◆ Material for this task
_ _ _ _

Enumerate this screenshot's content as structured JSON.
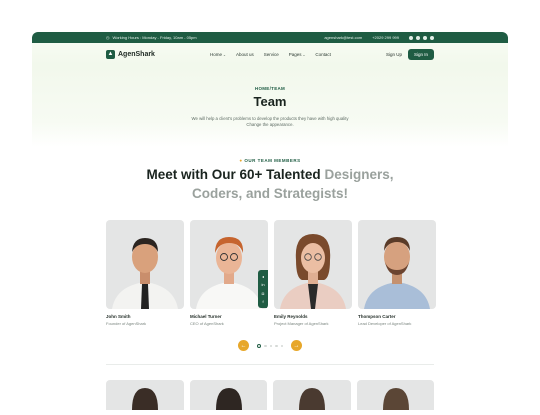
{
  "topbar": {
    "hours": "Working Hours : Monday - Friday, 10am - 05pm",
    "email": "agenshark@test.com",
    "phone": "+2029 299 999"
  },
  "nav": {
    "brand": "AgenShark",
    "items": [
      "Home",
      "About us",
      "Service",
      "Pages",
      "Contact"
    ],
    "signup": "Sign Up",
    "signin": "Sign In"
  },
  "hero": {
    "breadcrumb": "HOME/TEAM",
    "title": "Team",
    "description": "We will help a client's problems to develop the products they have with high quality Change the appearance."
  },
  "team": {
    "eyebrow": "OUR TEAM MEMBERS",
    "heading_main": "Meet with Our 60+ Talented",
    "heading_muted_1": "Designers,",
    "heading_muted_2": "Coders, and Strategists!",
    "members": [
      {
        "name": "John Smith",
        "role": "Founder of AgenShark"
      },
      {
        "name": "Michael Turner",
        "role": "CEO of AgenShark"
      },
      {
        "name": "Emily Reynolds",
        "role": "Project Manager of AgenShark"
      },
      {
        "name": "Thompson Carter",
        "role": "Lead Developer of AgenShark"
      }
    ]
  },
  "icons": {
    "clock": "clock-icon",
    "social": [
      "facebook-icon",
      "twitter-icon",
      "linkedin-icon",
      "instagram-icon"
    ],
    "share": [
      "telegram-icon",
      "linkedin-icon",
      "instagram-icon",
      "facebook-icon"
    ]
  },
  "colors": {
    "primary": "#1f5c43",
    "accent": "#e7a72a"
  }
}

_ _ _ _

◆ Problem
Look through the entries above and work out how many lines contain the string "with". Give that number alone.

◆ Response box
2